There’s so much going on at the FutureEverything conference that it’s difficult to sort through the experiences to find a highlight. One that certainly stands out, from among the very reflective and critical conversations about technology, social change and open data, is the success of GloNet, a new platform for global participations in conferences. I’m normally somewhat dismissive of “beaming in” participants, but GloNet has won me over. It’s a multi-city network, connecting participants in Vancouver, Manchester, Sao Paulo, Instanbul and Sendai. Most significantly, in each city workshop teams had been working with participants (and rallying audiences – early in the am in Vancouver) to respond to some shared questions about technology and the city. The result was that the participants in other cities were not remote, but very present – and also connected by a networked living room that could front on the other locations.
Each city site was connected with a different organization: at W2 in Vancouver they asked questions about how technology and engagement works in different cities, and the
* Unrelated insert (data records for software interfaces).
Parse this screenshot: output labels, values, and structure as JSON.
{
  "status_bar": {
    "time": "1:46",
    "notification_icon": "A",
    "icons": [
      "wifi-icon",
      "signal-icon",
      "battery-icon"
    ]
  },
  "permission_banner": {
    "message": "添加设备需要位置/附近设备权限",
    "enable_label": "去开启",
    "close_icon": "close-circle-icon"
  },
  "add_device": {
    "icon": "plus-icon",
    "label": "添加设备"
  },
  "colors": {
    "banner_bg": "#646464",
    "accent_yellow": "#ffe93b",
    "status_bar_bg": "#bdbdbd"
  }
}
Tribes in cities are reinforced by our use of social media – working with the idea that this reduces the amount of serendipity in the city. W2 in Vancouver explored how or whether social media would benefit the poorest in Vancouver. When we talk about open data open standards open source we are talking about conversations that happen differently. Were we before on a trajectory towards isolation, and has this trajectory been reversed?
Questions were also raised about the power dynamics of the ownership of social media platforms, and also about the presence or absence of serendipity within systems run on algorithms.
There was enthusiasm from Adam Greenfield about the possibility of autonomous creativity to solve the challenging problems, based on a technical infrastructure of open data and open culture.
Open data was a defining theme for the day. Nigel Shadbolt described how open government data moved from idea to reality, and artists presented projects involving everything from maps of Oyster card transactions to data in the forms of games. There is a sort of gleeful sense that more data will make the world a better place – I agree, although I think that the structures (the media, indeed) through which we encounter and make sense of these data are what really become important.